U.S. War in Afghanistan
Pat Tillman – Linebacker – Arizona State - 1994-1997
Pat Tillman was the first-ever Arizona State player to be named Pac-10 Player of the Year. He was a two-time First-Team Academic All-Pac 10 selection and led the 1996 ASU team to a berth in the Rose Bowl. Led by Tillman, the Sun Devils defeated the two-time defending national champion Nebraska Cornhuskers. This snapped their 26-game winning streak and was the first time Nebraska was shut out in 47 games. Tillman was drafted by the Arizona Cardinals where he spent four seasons before enlisting in the U.S. Army. He served tours as an Army Ranger in Iraqi Freedom (2003), and Operation Enduring Freedom (2004).
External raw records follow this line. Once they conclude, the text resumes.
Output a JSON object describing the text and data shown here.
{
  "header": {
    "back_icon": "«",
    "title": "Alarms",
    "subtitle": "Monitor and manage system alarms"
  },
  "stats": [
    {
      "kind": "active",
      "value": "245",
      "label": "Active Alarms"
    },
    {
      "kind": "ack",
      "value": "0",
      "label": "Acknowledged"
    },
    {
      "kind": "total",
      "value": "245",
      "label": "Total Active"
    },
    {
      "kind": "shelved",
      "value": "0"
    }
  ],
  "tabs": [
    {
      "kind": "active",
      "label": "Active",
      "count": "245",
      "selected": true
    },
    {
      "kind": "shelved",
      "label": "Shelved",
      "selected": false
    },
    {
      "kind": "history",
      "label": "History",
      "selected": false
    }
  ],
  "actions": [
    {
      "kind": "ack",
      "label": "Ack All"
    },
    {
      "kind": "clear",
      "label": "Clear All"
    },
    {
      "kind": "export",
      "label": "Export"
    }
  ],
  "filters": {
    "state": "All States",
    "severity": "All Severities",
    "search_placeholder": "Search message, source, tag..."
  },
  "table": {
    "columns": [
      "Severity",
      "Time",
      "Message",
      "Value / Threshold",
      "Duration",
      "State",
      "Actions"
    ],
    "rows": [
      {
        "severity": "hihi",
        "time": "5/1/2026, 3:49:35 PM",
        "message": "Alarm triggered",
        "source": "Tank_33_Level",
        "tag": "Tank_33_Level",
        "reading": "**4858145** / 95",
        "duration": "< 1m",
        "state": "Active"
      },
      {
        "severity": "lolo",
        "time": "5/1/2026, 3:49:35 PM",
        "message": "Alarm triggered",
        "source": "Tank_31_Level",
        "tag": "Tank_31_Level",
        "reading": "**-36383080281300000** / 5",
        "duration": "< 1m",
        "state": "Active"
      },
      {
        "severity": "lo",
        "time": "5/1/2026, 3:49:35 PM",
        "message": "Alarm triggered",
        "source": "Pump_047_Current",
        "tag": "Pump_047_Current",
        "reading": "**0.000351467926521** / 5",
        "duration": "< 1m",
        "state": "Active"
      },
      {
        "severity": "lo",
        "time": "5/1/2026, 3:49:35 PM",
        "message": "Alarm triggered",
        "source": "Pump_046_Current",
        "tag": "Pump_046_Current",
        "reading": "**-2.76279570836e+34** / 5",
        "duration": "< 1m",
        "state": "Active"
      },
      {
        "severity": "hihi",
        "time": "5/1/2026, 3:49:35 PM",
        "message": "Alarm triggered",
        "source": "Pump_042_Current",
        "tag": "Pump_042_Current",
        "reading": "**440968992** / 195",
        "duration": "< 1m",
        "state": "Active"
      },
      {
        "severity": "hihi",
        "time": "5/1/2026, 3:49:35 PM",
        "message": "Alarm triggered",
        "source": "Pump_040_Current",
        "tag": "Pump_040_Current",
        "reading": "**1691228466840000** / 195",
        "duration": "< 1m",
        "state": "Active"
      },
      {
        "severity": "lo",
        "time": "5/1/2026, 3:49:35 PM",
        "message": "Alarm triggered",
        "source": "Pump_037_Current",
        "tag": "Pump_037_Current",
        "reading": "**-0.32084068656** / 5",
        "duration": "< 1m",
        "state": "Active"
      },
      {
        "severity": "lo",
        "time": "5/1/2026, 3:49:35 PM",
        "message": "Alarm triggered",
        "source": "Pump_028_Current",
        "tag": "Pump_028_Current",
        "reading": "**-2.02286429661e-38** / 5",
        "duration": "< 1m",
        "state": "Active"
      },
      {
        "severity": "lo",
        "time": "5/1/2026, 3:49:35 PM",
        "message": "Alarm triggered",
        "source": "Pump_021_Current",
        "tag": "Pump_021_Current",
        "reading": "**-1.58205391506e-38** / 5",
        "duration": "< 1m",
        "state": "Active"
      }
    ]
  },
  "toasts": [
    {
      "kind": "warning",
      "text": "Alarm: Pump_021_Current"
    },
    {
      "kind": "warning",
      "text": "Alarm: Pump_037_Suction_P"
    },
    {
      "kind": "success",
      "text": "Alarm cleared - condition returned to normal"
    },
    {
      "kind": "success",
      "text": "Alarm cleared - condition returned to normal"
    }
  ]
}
For tickets to learn about this and other interesting perspectives in College Football visit cfbhall.com